Fear of Contracting COVID-19 While Traveling: In the event the insured is fearful of contracting COVID-19 while traveling and subsequently cancels a trip, coverage will not be provided. If the insured wants ultimate flexibility to cancel a trip no matter the reason, a Cancel For Any Reason, or CFAR, supplemental upgrade, is offered in some travel insurance plans; however, most travel plans do not offer CFAR as an option.
Travel Insurance Denials and COVID-19
Despite some travel insurers now planning to offer COVID-19 coverage, many are likely to still deny valid claims. The COVID-19 pandemic has heavily impacted millions of these travelers who have had to cancel or postpone travel plans due to both the virus’s impact and government travel restrictions. This has resulted in countless flight cancellations as well as canceled reservations at hotels, resorts, spas, and Vrbo or Airbnb reservations.
Even for those travelers who purchased travel insurance, the coverage has provided little to no reimbursement. Many travel insurers have simply adopted a company-wide policy not to pay for pandemic-related claims entirely.

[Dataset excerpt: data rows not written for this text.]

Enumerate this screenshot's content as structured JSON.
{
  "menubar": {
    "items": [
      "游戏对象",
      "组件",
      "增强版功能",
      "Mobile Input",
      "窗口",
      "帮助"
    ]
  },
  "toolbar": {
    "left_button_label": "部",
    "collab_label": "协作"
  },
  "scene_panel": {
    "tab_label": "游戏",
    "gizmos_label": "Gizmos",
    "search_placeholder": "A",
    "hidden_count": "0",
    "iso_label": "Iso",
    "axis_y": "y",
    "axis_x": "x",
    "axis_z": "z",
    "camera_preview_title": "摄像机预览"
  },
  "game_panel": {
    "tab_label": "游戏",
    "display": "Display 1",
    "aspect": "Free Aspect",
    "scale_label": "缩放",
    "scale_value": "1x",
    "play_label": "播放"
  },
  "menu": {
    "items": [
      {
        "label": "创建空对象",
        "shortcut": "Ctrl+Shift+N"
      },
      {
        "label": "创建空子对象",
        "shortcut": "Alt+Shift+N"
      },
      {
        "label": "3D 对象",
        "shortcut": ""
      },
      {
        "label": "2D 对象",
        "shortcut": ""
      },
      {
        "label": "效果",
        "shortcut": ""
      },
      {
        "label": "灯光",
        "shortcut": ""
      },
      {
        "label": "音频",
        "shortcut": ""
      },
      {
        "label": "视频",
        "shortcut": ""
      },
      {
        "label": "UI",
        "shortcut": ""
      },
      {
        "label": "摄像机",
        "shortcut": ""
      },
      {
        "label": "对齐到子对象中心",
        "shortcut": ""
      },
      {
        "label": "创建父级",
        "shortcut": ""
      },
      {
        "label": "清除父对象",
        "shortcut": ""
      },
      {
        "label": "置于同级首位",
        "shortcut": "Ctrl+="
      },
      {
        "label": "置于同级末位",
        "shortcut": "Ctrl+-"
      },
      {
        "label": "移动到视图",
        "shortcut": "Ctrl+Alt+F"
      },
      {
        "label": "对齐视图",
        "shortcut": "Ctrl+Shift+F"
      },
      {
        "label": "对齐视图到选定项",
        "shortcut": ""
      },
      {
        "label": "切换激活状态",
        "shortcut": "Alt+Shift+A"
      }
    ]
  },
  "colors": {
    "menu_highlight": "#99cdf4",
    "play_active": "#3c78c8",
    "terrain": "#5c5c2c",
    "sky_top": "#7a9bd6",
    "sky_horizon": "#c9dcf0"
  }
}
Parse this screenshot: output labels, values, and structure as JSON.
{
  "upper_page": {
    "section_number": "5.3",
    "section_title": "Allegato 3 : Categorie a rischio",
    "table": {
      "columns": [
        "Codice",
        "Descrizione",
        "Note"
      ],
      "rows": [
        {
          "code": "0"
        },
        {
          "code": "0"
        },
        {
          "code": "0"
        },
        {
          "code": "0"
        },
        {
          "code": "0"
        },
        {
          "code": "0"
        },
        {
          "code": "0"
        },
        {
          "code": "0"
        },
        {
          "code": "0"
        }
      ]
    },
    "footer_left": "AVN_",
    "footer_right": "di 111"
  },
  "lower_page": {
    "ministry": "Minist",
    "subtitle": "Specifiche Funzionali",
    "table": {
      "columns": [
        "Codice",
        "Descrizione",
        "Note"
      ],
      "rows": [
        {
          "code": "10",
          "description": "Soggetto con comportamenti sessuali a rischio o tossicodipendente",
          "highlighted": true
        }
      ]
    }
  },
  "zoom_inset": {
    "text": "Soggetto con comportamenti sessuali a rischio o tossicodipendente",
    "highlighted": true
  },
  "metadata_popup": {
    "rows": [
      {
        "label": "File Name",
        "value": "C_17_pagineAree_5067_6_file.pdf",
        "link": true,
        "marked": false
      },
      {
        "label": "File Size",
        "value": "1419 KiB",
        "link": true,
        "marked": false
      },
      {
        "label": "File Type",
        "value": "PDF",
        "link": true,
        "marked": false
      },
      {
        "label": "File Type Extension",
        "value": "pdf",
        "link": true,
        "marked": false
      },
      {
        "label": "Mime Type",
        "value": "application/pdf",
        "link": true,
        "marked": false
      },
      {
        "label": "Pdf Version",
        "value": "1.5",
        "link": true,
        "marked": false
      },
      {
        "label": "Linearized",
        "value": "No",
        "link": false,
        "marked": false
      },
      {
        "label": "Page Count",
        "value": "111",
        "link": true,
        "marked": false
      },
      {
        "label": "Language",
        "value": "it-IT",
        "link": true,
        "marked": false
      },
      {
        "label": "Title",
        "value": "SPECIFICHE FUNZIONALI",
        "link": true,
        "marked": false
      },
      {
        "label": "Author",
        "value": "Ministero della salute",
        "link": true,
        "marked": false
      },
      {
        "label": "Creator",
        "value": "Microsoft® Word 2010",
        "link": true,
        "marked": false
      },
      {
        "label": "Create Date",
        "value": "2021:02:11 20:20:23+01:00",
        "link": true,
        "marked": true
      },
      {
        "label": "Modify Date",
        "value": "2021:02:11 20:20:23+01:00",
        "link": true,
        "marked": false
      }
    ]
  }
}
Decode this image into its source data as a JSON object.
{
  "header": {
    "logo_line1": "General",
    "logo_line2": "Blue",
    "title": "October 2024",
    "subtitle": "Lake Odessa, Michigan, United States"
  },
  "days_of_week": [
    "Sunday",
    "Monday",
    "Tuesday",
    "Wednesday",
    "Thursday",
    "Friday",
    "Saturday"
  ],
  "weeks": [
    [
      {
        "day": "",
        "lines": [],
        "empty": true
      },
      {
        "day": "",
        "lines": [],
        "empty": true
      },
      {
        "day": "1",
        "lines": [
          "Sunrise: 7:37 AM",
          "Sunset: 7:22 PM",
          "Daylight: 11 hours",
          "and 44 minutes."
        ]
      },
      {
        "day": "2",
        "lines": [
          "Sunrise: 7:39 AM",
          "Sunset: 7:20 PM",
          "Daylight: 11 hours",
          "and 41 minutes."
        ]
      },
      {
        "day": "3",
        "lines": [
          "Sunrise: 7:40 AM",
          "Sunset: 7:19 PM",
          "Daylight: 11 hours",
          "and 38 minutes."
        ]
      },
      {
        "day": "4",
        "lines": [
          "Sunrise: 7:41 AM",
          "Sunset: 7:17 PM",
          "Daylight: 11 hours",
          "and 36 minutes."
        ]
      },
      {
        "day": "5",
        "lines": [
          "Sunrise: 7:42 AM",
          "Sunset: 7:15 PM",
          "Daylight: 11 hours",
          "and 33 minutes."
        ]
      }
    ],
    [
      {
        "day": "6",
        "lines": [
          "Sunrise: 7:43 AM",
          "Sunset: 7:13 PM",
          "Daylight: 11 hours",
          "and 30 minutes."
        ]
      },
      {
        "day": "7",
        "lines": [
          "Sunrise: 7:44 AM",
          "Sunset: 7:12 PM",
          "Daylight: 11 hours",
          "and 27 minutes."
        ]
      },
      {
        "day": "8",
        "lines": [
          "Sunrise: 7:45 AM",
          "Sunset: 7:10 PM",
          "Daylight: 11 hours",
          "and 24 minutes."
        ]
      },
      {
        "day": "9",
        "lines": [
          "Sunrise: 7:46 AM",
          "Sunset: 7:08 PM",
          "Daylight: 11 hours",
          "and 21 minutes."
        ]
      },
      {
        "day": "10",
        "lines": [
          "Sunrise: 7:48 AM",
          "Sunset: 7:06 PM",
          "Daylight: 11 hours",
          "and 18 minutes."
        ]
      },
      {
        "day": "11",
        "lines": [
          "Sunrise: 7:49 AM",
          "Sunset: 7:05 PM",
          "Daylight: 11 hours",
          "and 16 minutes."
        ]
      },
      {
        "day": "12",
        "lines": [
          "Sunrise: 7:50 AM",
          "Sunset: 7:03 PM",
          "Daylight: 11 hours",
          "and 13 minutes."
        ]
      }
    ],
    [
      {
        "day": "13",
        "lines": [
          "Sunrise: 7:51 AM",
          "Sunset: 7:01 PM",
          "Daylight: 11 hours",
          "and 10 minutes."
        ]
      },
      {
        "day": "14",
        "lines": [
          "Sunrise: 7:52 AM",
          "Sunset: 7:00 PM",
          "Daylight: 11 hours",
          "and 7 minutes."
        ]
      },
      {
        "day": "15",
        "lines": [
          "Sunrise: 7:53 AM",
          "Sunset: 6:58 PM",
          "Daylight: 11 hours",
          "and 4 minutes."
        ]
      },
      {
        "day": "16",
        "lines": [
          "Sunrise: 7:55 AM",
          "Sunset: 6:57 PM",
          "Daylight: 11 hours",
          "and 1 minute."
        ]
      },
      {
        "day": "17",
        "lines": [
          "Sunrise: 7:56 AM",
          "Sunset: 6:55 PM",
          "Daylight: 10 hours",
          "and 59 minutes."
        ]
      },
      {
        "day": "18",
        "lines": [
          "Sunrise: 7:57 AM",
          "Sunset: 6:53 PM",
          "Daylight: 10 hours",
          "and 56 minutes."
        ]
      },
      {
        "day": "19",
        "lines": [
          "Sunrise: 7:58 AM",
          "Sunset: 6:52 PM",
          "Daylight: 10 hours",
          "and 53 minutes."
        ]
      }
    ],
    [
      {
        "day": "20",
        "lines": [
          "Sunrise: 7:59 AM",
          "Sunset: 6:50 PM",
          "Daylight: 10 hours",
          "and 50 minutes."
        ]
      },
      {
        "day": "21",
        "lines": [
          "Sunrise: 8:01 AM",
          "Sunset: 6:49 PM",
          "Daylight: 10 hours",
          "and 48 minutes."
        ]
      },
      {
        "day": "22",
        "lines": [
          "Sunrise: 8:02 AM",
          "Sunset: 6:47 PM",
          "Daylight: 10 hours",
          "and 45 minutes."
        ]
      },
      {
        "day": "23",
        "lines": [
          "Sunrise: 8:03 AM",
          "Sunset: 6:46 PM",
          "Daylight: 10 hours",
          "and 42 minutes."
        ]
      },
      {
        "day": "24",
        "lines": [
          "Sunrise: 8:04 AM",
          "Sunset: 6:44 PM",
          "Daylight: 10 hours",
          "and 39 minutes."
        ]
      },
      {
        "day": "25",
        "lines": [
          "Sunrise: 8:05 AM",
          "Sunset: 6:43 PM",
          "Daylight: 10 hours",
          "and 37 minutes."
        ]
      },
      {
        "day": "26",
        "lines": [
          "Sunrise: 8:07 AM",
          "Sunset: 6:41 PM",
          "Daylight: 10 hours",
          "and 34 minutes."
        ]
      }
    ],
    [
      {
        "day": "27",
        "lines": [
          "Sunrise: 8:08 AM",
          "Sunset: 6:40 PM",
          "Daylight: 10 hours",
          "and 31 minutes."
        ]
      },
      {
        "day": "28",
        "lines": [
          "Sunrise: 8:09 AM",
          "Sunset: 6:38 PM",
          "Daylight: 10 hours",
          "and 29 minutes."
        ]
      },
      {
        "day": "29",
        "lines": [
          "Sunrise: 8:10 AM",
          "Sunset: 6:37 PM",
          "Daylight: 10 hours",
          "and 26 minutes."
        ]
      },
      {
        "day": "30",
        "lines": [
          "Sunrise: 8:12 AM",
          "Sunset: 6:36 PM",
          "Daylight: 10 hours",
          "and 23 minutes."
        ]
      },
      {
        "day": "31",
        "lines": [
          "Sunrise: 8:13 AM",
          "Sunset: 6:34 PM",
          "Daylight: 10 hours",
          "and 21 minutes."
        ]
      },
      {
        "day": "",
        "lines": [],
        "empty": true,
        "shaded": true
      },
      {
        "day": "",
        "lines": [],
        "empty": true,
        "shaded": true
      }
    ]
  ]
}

However, in the event a valid travel insurance claim has been disputed, underpaid, delayed, or denied, the insured could still be entitled to compensation.
Texas Travel Insurance Claim Denial Attorneys
The COVID-19 pandemic has caused an influx of insurance claims to be filed in relation to business closures, as well as cancelled or postponed trips due to government-mandated stay at home orders and other quarantine measures. Unfortunately, many insures have chosen to underpay or flat-out deny valid claims entirely. At Raizner Law, we understand the frustrations travelers are facing. If your travel insurance claim has been underpaid or denied by an insurer, we can help you to pursue legal action in order to receive full monetary compensation. Contact us today for more information on how we can help.